What is it that these scientists see that we don't? Arrhenius. Clausius. Clapeyron. Van't Hoff. What is that you all see that we don't? The schemata of life? The fundamental order that living organisms abide by?
These apparently simple equations are, essentially, elegant summaries of the laws governing physical world. To him, it felt simply... magical? Discomforting? Disorientating? Even musical? The equations each has a hypnotic quality to them when they're read aloud.
He wished he could talk to this cadre of human beings. To figure out what makes them tick even as they figure out what makes the natural world works. Would they share philosophical observations? Or would they merely be nerds-scientists?
Is this why Einstein wanted to come up with a grand unification theory? Because he recognised this eerie order beneath the facade of entropy?
Too many questions, he thought, and no easy answers. He wished that life can be flattened into 2-d problem sums on paper - even though he knew that the wish was fruitless even as he wished. He felt that life would be far simpler and more elegant if every situation, event and person can be summarised into neat sets of mathematical formulae.
But he wouldn't really want what he wished for to come true. Not yet, not now, not here anyway.
There is too much to life - too much joy and sorrow in equal measures. Reductionism into generic equations will erase the million shades of meanings that cannot be conveyed. The bittersweet feeling after exams, the hollow happiness of victory. The plaintive felicity and self-indulgent melancholy. These myraid shades, they elude easy definition.
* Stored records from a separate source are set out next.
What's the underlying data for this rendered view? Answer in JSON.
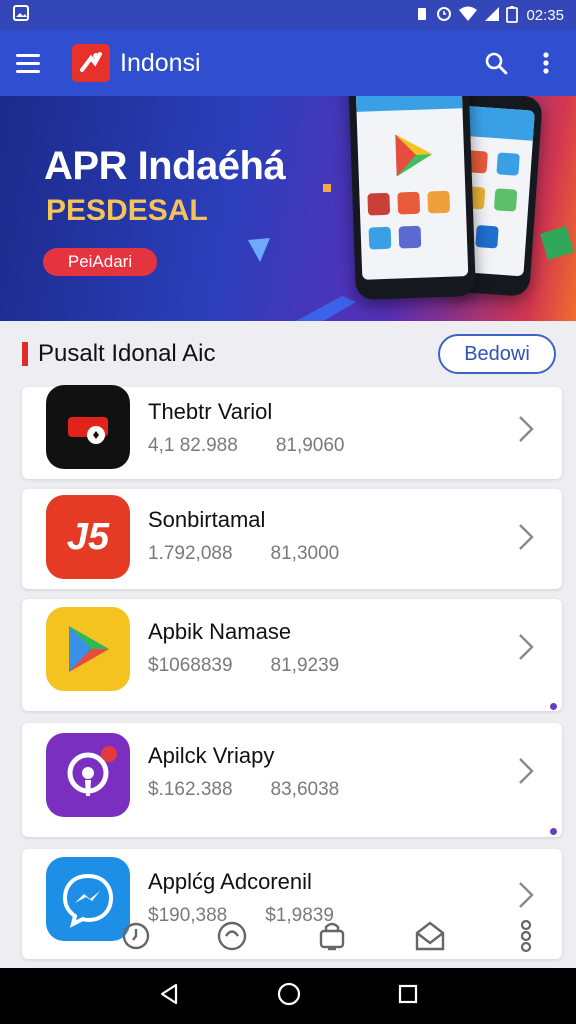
{
  "status": {
    "time": "02:35"
  },
  "appbar": {
    "title": "Indonsi",
    "logo_icon": "brand-logo-icon"
  },
  "banner": {
    "title": "APR Indaéhá",
    "subtitle": "PESDESAL",
    "cta": "PeiAdari"
  },
  "section": {
    "title": "Pusalt Idonal Aic",
    "button": "Bedowi"
  },
  "apps": [
    {
      "name": "Thebtr Variol",
      "downloads": "4,1 82.988",
      "price": "81,9060",
      "icon_label": "",
      "icon": "video-camera-icon",
      "color": "#111111"
    },
    {
      "name": "Sonbirtamal",
      "downloads": "1.792,088",
      "price": "81,3000",
      "icon_label": "J5",
      "icon": "j5-logo-icon",
      "color": "#e53a24"
    },
    {
      "name": "Apbik Namase",
      "downloads": "$1068839",
      "price": "81,9239",
      "icon_label": "",
      "icon": "play-store-icon",
      "color": "#f5c320"
    },
    {
      "name": "Apilck Vriapy",
      "downloads": "$.162.388",
      "price": "83,6038",
      "icon_label": "",
      "icon": "podcast-icon",
      "color": "#7a2fc0"
    },
    {
      "name": "Applćg Adcorenil",
      "downloads": "$190,388",
      "price": "$1,9839",
      "icon_label": "",
      "icon": "messenger-icon",
      "color": "#1e8fe6"
    }
  ],
  "accent": "#2f4fd0"
}
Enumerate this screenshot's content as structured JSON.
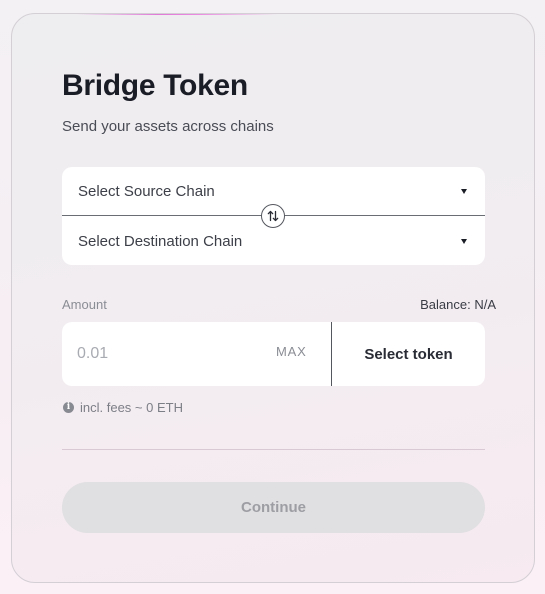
{
  "header": {
    "title": "Bridge Token",
    "subtitle": "Send your assets across chains"
  },
  "chains": {
    "source_placeholder": "Select Source Chain",
    "destination_placeholder": "Select Destination Chain",
    "swap_icon": "swap-vertical-icon"
  },
  "amount": {
    "label": "Amount",
    "balance_label": "Balance: N/A",
    "placeholder": "0.01",
    "value": "",
    "max_label": "MAX",
    "token_button_label": "Select token"
  },
  "fees": {
    "text": "incl. fees ~ 0 ETH",
    "icon": "info-icon"
  },
  "actions": {
    "continue_label": "Continue",
    "continue_enabled": false
  },
  "colors": {
    "title": "#1b1d26",
    "accent_glow": "#e07ad8",
    "button_disabled_bg": "#e0dfe1",
    "button_disabled_text": "#9d9ea4"
  }
}
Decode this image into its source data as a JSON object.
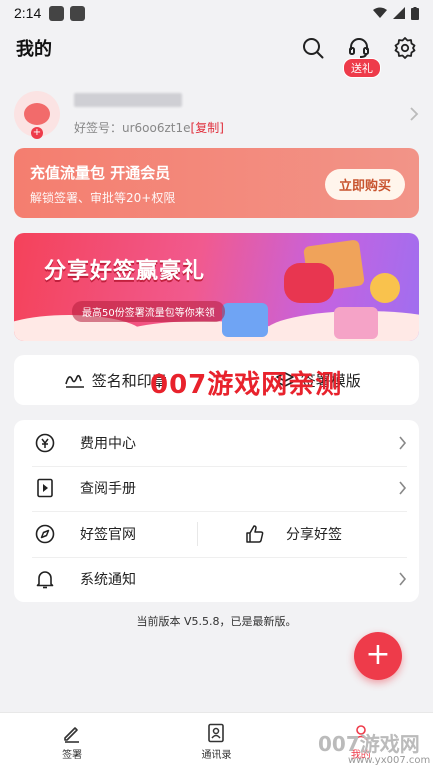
{
  "status_bar": {
    "time": "2:14"
  },
  "header": {
    "title": "我的",
    "gift_badge": "送礼"
  },
  "profile": {
    "sign_label": "好签号：ur6oo6zt1e",
    "copy_label": "[复制]"
  },
  "vip_card": {
    "title": "充值流量包 开通会员",
    "subtitle": "解锁签署、审批等20+权限",
    "buy_button": "立即购买"
  },
  "banner": {
    "headline": "分享好签赢豪礼",
    "subline": "最高50份签署流量包等你来领"
  },
  "templates": {
    "left_label": "签名和印章",
    "right_label": "签署模版"
  },
  "watermark": "007游戏网亲测",
  "menu": {
    "billing": "费用中心",
    "manual": "查阅手册",
    "official_site": "好签官网",
    "share": "分享好签",
    "notifications": "系统通知"
  },
  "version_text": "当前版本 V5.5.8，已是最新版。",
  "tabbar": {
    "items": [
      {
        "label": "签署"
      },
      {
        "label": "通讯录"
      },
      {
        "label": "我的"
      }
    ]
  },
  "corner_watermark": {
    "line1": "007游戏网",
    "line2": "www.yx007.com"
  },
  "colors": {
    "accent": "#ee3b4a",
    "vip_gradient_start": "#f47e6f",
    "background": "#f2f2f4"
  }
}
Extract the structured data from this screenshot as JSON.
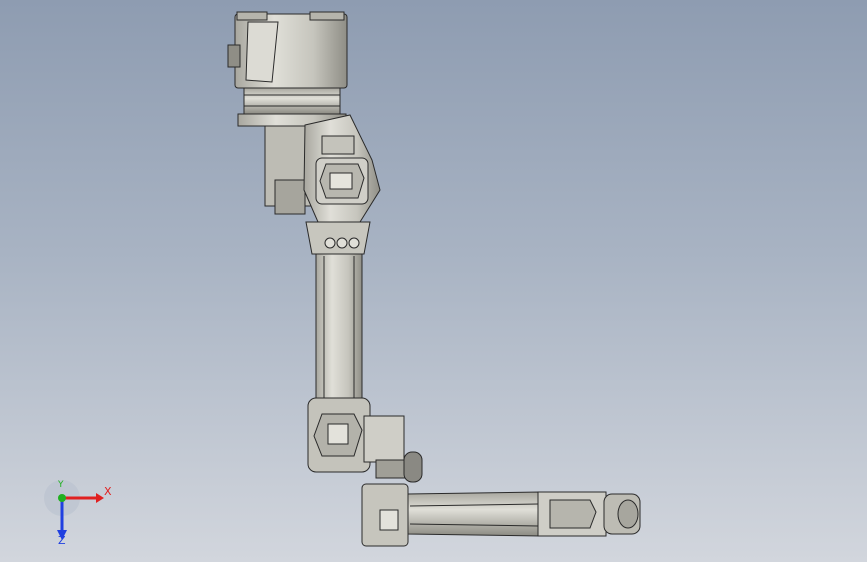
{
  "viewport": {
    "background_top": "#8e9cb1",
    "background_bottom": "#d2d6dd",
    "model": "robot-arm-6axis"
  },
  "triad": {
    "x_label": "X",
    "y_label": "Y",
    "z_label": "Z",
    "x_color": "#e02020",
    "y_color": "#20b020",
    "z_color": "#2040e0"
  },
  "palette": {
    "metal": "#c9c8c0",
    "metal_dark": "#9a9990",
    "metal_light": "#e2e1da",
    "edge": "#2a2a2a"
  }
}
And, this is why life is unpredictably vibrant.
Still, whatever equations we have now, however they reduces the complexity of life into sum/differences/product/quotient of organic factors, they are elegant, aren't they?